“It’s documented that NTDs caused the highest level of disability worldwide and because they don’t kill instantly, attention is shifted from these diseases. Because it runs a chain of disability and people not being able to work and children not able to go to work, it kills people and families in the chain of poverty.

“There is no state that is free of NTDs. Every state of this country either has one or more than one but the burden in each state differs. The country has a lot of water in it surroundings. And for instance, river blindness affect those that goes fishing and when they are bitten by black flies, after sometimes it comes with manifestations of too much of scratching, it eventually gets to the eyes and people get blind.

“How it affects the family and community is simply because someone who is a breadwinner suddenly gets blind. When you accumulated all the diseases under the NTDs, you will see that it’s gradually affecting the society and the economic impact is huge. Now that the federal government is making plans to lift a certain percent of the population out of poverty, NTDs should be looked into”.

Speaking further he noted the national focus of the media dialogue is to ensure that the menace of NTDs reduce to the nearest minimum if not total elimination

“Nigeria can eliminate NTDs if we put hand deeper in our pockets. To out more domestic funding supporting the foreign donors, there is a need for strong leadership and ownership on battling NTDs and also creating more awareness on the existence of these diseases.

“Apart from media engagement, we are on our part having dialogues with major policymakers and key players to combat NTDs because the government can’t do everything” he added.

Prevention through WASH initiative

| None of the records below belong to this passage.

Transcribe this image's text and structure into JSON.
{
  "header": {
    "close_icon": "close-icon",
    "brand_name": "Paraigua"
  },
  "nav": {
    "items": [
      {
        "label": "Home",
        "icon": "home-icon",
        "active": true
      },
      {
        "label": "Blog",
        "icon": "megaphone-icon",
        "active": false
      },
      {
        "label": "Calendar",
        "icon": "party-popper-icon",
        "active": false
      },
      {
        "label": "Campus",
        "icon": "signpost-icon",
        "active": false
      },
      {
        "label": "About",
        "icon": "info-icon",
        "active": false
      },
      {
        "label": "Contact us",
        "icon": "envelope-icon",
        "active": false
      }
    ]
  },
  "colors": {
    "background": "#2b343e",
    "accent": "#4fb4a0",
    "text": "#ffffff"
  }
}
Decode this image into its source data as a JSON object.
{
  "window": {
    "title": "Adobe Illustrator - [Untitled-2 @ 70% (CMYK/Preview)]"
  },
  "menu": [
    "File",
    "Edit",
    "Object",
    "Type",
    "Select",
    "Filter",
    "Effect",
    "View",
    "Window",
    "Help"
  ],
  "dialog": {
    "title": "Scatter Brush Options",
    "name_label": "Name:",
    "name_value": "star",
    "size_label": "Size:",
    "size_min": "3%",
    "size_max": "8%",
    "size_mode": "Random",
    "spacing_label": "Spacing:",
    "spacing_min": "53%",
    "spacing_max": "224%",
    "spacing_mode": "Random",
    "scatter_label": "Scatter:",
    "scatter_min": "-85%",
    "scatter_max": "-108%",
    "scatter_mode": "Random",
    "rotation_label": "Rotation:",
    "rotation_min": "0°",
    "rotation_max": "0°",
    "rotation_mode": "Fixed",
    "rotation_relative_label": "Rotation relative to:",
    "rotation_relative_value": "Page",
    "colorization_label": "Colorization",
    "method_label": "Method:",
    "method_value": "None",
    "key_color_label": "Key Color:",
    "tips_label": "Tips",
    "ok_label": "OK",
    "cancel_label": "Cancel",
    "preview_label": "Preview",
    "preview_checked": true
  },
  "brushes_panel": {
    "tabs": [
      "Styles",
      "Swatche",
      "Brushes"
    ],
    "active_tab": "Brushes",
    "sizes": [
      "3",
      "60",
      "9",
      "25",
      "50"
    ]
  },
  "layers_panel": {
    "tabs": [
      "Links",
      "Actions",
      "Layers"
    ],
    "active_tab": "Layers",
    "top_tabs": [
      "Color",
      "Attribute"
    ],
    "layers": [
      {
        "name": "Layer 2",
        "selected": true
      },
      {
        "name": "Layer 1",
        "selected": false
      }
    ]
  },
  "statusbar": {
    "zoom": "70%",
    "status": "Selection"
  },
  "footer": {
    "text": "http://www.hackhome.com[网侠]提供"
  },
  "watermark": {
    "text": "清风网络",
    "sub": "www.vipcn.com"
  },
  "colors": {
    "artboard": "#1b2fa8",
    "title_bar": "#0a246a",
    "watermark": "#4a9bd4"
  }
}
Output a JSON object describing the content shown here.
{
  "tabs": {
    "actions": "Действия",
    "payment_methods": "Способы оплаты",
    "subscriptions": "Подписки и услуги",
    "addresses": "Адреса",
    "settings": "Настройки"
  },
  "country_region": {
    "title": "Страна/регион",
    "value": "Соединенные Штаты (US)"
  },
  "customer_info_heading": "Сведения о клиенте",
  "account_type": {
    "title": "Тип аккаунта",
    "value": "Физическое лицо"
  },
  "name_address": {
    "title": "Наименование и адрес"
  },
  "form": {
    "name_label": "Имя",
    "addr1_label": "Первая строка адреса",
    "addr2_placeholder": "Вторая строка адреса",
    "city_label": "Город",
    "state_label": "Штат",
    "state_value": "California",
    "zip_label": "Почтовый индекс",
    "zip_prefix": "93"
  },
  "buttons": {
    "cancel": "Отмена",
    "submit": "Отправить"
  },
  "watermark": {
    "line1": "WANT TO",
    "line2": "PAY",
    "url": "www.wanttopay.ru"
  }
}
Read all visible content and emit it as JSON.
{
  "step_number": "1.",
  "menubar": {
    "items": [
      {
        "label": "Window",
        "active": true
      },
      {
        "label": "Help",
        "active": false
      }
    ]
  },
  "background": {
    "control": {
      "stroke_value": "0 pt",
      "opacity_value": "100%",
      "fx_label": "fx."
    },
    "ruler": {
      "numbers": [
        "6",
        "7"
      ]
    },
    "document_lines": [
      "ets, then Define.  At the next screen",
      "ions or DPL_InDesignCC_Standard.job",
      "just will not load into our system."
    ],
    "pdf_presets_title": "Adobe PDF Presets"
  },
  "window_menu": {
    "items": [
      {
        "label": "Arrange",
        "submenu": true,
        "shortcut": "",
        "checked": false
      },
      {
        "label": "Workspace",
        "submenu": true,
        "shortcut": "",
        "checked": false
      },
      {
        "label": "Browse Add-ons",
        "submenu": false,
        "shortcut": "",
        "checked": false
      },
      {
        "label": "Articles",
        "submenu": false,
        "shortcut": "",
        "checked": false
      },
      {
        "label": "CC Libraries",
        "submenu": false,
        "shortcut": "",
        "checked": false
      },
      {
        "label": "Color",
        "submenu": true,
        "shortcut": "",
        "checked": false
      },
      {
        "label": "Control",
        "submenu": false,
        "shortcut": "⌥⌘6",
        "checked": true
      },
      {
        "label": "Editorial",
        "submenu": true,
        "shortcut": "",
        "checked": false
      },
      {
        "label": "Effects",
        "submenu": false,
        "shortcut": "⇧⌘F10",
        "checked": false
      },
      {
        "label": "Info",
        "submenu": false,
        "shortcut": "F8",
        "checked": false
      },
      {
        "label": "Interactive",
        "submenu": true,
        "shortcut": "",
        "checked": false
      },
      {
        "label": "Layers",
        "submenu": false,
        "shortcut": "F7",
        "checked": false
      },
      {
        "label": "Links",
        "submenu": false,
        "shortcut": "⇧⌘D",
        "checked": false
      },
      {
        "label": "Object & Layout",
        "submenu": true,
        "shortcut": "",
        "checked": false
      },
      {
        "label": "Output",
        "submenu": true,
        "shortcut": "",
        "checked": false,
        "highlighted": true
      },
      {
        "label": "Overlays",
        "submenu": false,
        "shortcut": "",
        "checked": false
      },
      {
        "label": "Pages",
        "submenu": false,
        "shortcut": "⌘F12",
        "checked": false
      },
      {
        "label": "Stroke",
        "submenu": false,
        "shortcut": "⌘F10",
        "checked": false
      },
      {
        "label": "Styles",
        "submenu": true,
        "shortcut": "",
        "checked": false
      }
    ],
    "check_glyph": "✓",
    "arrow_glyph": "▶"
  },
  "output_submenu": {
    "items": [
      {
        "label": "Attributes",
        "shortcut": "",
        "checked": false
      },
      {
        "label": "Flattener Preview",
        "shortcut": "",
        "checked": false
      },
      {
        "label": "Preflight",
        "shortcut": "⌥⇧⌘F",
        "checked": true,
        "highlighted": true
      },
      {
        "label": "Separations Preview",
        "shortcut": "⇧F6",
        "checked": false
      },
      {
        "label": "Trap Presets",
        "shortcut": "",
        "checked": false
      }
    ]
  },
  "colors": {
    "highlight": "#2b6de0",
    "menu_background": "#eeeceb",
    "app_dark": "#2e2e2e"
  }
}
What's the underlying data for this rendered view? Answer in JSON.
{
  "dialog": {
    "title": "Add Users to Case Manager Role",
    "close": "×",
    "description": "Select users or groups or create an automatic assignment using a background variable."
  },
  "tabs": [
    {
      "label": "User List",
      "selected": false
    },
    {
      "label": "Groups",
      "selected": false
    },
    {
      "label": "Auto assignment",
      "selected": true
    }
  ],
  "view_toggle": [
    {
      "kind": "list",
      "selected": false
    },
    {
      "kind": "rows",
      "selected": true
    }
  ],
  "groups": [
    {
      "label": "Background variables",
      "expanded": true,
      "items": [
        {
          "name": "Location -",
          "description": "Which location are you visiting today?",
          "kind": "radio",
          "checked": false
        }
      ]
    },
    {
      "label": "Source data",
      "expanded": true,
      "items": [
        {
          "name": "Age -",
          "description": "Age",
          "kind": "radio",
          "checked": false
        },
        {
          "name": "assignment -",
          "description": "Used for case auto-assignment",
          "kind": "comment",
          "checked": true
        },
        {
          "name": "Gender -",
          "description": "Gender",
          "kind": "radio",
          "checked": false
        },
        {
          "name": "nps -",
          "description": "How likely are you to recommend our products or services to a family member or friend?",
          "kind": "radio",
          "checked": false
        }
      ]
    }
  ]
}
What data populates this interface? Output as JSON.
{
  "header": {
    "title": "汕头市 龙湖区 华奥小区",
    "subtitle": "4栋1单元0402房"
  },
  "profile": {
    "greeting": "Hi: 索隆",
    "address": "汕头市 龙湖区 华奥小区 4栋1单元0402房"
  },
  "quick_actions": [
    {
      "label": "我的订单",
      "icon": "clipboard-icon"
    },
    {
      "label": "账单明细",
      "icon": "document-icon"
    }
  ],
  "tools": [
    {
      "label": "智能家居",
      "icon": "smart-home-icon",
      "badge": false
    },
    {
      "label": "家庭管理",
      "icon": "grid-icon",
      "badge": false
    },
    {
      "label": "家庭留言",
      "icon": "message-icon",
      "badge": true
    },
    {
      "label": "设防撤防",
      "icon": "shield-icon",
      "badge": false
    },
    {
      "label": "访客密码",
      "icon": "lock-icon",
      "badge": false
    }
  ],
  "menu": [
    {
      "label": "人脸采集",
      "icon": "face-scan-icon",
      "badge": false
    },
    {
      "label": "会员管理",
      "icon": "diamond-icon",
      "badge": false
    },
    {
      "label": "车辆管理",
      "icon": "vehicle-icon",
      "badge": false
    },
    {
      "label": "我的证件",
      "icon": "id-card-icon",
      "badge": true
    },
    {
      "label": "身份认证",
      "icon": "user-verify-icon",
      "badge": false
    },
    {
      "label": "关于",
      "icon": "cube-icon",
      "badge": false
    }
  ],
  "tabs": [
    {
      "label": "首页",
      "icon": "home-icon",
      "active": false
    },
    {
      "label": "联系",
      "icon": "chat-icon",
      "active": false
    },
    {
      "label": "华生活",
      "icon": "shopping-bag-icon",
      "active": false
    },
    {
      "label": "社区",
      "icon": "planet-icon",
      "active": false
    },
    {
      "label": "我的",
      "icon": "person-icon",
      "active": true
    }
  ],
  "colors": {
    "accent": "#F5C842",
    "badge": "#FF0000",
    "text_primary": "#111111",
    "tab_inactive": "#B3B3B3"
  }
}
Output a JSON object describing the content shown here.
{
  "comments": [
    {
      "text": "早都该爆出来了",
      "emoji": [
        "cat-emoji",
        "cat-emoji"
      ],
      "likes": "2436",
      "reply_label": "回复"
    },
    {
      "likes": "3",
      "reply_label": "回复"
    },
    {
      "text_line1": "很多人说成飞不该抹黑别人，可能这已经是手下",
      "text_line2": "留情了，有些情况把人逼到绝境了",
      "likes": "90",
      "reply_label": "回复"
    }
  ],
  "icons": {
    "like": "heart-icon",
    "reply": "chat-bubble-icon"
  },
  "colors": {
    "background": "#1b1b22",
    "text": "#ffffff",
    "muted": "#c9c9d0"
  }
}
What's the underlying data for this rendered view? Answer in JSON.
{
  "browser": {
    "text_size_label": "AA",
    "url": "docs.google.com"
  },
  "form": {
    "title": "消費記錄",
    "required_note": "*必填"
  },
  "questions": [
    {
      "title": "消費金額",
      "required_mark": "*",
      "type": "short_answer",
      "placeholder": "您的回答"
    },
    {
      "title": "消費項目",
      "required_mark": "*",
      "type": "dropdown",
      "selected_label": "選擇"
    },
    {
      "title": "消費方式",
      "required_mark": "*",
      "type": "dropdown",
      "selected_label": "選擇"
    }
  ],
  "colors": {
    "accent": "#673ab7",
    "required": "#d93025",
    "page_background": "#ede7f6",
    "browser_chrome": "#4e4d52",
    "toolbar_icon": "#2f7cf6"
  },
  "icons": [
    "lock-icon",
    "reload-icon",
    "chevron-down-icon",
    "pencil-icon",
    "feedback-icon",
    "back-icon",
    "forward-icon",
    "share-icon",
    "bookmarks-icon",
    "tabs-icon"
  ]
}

As a preventive measure, experts have urged Nigerians on frequent hand washing routine against NTDs.

Also speaking at the media dialogue, Director, Health Environment Advocacy Learning (HEAL) Foundation, Mrs. Chioma Mong, noted that washing of our hands regularly and maintaining good hygiene are good preventive measures against the diseases.

She said the Water Sanitation and Hygiene (WASH) integration has been designed to take hand washing campaign and education to the grassroot for disease prevention.

“NTDs are parasitic and bacterial infections linked to poverty, poor sanitation, inadequate or unsafe water sources and substandard living condition. WASH is the collective term for water, sanitation and hygiene. Safe WASH practices are critical elements in the prevention of infections” she said.

Call for Intervention

Meanwhile, NTDs Programme National Cordinator , Dr. Anyaike , during his presentation called for swift intervention across all three tiers of government for elimination programmes and funding against NTDS.

“Government at all level should release a proportion 0.05 per cent of the total budget annually to implement critical activities to fast track NTD elimination in Nigeria.

“NTD interventions should be mainstreamed with the following and covered with funds allocated for the projects: the Northeast development and rehabilitation programme, Niger Delta and Ogoni Clean Up Project, Sustainable Development Goals Project in Nigeria, Home Grown School Feeding Project, mandate the office of the Sustainable Development Goals, programme to include funding for NTD activities on an annual basis.

“Use NTD endemicity to prioritise provision of safe water sources nationwide, as was the case when Nigeria had Guinea worm endemic; approve prioritisation of safe water supply; sources of the location of potable water sources by the Ministry of Water Resources in all NTDs endemic communities in Nigeria, and give NTDs same priority and visibility that are given to HIV and AIDS, Malaria and Tuberculosis” he said.